**DIRECTIONS:** Write the entries out again exactly; any picture among them gets left out.

[Web page and app entries]
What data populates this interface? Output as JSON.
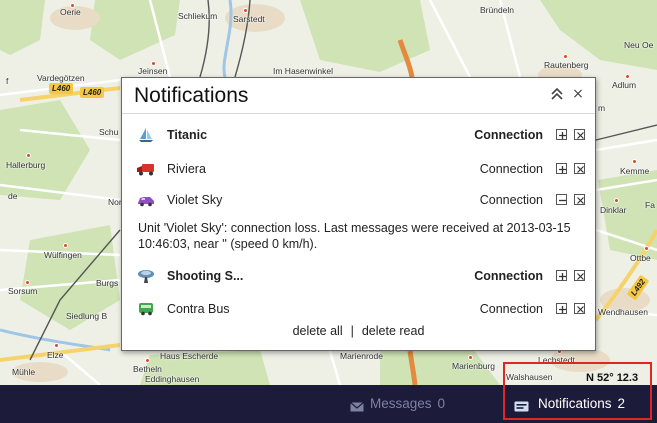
{
  "map": {
    "places": [
      {
        "name": "Oerie"
      },
      {
        "name": "Schliekum"
      },
      {
        "name": "Sarstedt"
      },
      {
        "name": "Bründeln"
      },
      {
        "name": "Neu Oe"
      },
      {
        "name": "Rautenberg"
      },
      {
        "name": "Adlum"
      },
      {
        "name": "Vardegötzen"
      },
      {
        "name": "Jeinsen"
      },
      {
        "name": "Im Hasenwinkel"
      },
      {
        "name": "Schu"
      },
      {
        "name": "Hallerburg"
      },
      {
        "name": "de"
      },
      {
        "name": "Nor"
      },
      {
        "name": "Kemme"
      },
      {
        "name": "Dinklar"
      },
      {
        "name": "Fa"
      },
      {
        "name": "Wülfingen"
      },
      {
        "name": "Ottbe"
      },
      {
        "name": "Burgs"
      },
      {
        "name": "Sorsum"
      },
      {
        "name": "Siedlung B"
      },
      {
        "name": "Wendhausen"
      },
      {
        "name": "Elze"
      },
      {
        "name": "Haus Escherde"
      },
      {
        "name": "Marienrode"
      },
      {
        "name": "Lechstedt"
      },
      {
        "name": "Marienburg"
      },
      {
        "name": "Mühle"
      },
      {
        "name": "Betheln"
      },
      {
        "name": "Eddinghausen"
      },
      {
        "name": "Walshausen"
      },
      {
        "name": "f"
      },
      {
        "name": "m"
      }
    ],
    "roads": [
      "L460",
      "L460",
      "L492"
    ],
    "coordinate": "N 52° 12.3"
  },
  "popup": {
    "title": "Notifications",
    "collapse_icon": "double-chevron-up-icon",
    "close_icon": "close-icon",
    "close_glyph": "×",
    "items": [
      {
        "unit": "Titanic",
        "event": "Connection",
        "unread": true,
        "icon": "sailboat-icon",
        "expanded": false
      },
      {
        "unit": "Riviera",
        "event": "Connection",
        "unread": false,
        "icon": "red-truck-icon",
        "expanded": false
      },
      {
        "unit": "Violet Sky",
        "event": "Connection",
        "unread": false,
        "icon": "purple-car-icon",
        "expanded": true
      },
      {
        "unit": "Shooting S...",
        "event": "Connection",
        "unread": true,
        "icon": "satellite-dish-icon",
        "expanded": false
      },
      {
        "unit": "Contra Bus",
        "event": "Connection",
        "unread": false,
        "icon": "green-bus-icon",
        "expanded": false
      }
    ],
    "detail": "Unit 'Violet Sky': connection loss. Last messages were received at 2013-03-15 10:46:03, near '' (speed 0 km/h).",
    "footer": {
      "delete_all": "delete all",
      "separator": "|",
      "delete_read": "delete read"
    }
  },
  "bottom_bar": {
    "messages": {
      "label": "Messages",
      "count": "0",
      "icon": "envelope-icon"
    },
    "notifications": {
      "label": "Notifications",
      "count": "2",
      "icon": "notification-card-icon"
    }
  },
  "colors": {
    "bar_background": "#1c1b3a",
    "highlight": "#e12525",
    "messages_text": "#7e82a0",
    "notifications_text": "#ffffff"
  }
}
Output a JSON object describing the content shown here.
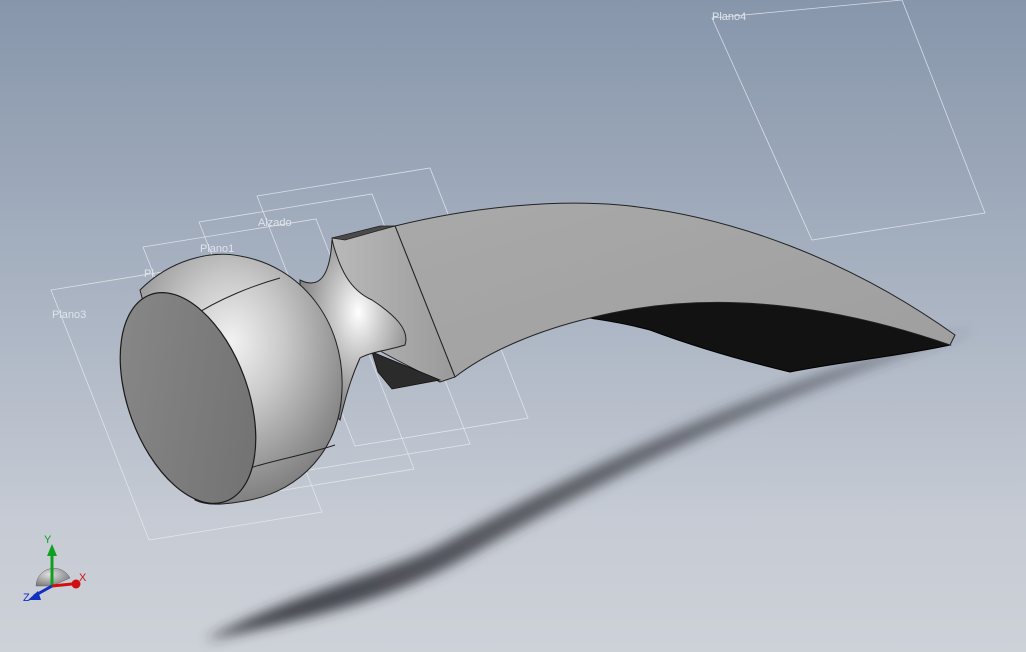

**ANSWER BOX:**
What data populates this interface? Output as JSON.
{
  "map": {
    "places": [
      {
        "name": "Oerie"
      },
      {
        "name": "Schliekum"
      },
      {
        "name": "Sarstedt"
      },
      {
        "name": "Bründeln"
      },
      {
        "name": "Neu Oe"
      },
      {
        "name": "Rautenberg"
      },
      {
        "name": "Adlum"
      },
      {
        "name": "Vardegötzen"
      },
      {
        "name": "Jeinsen"
      },
      {
        "name": "Im Hasenwinkel"
      },
      {
        "name": "Schu"
      },
      {
        "name": "Hallerburg"
      },
      {
        "name": "de"
      },
      {
        "name": "Nor"
      },
      {
        "name": "Kemme"
      },
      {
        "name": "Dinklar"
      },
      {
        "name": "Fa"
      },
      {
        "name": "Wülfingen"
      },
      {
        "name": "Ottbe"
      },
      {
        "name": "Burgs"
      },
      {
        "name": "Sorsum"
      },
      {
        "name": "Siedlung B"
      },
      {
        "name": "Wendhausen"
      },
      {
        "name": "Elze"
      },
      {
        "name": "Haus Escherde"
      },
      {
        "name": "Marienrode"
      },
      {
        "name": "Lechstedt"
      },
      {
        "name": "Marienburg"
      },
      {
        "name": "Mühle"
      },
      {
        "name": "Betheln"
      },
      {
        "name": "Eddinghausen"
      },
      {
        "name": "Walshausen"
      },
      {
        "name": "f"
      },
      {
        "name": "m"
      }
    ],
    "roads": [
      "L460",
      "L460",
      "L492"
    ],
    "coordinate": "N 52° 12.3"
  },
  "popup": {
    "title": "Notifications",
    "collapse_icon": "double-chevron-up-icon",
    "close_icon": "close-icon",
    "close_glyph": "×",
    "items": [
      {
        "unit": "Titanic",
        "event": "Connection",
        "unread": true,
        "icon": "sailboat-icon",
        "expanded": false
      },
      {
        "unit": "Riviera",
        "event": "Connection",
        "unread": false,
        "icon": "red-truck-icon",
        "expanded": false
      },
      {
        "unit": "Violet Sky",
        "event": "Connection",
        "unread": false,
        "icon": "purple-car-icon",
        "expanded": true
      },
      {
        "unit": "Shooting S...",
        "event": "Connection",
        "unread": true,
        "icon": "satellite-dish-icon",
        "expanded": false
      },
      {
        "unit": "Contra Bus",
        "event": "Connection",
        "unread": false,
        "icon": "green-bus-icon",
        "expanded": false
      }
    ],
    "detail": "Unit 'Violet Sky': connection loss. Last messages were received at 2013-03-15 10:46:03, near '' (speed 0 km/h).",
    "footer": {
      "delete_all": "delete all",
      "separator": "|",
      "delete_read": "delete read"
    }
  },
  "bottom_bar": {
    "messages": {
      "label": "Messages",
      "count": "0",
      "icon": "envelope-icon"
    },
    "notifications": {
      "label": "Notifications",
      "count": "2",
      "icon": "notification-card-icon"
    }
  },
  "colors": {
    "bar_background": "#1c1b3a",
    "highlight": "#e12525",
    "messages_text": "#7e82a0",
    "notifications_text": "#ffffff"
  }
}
Output a JSON object describing the content shown here.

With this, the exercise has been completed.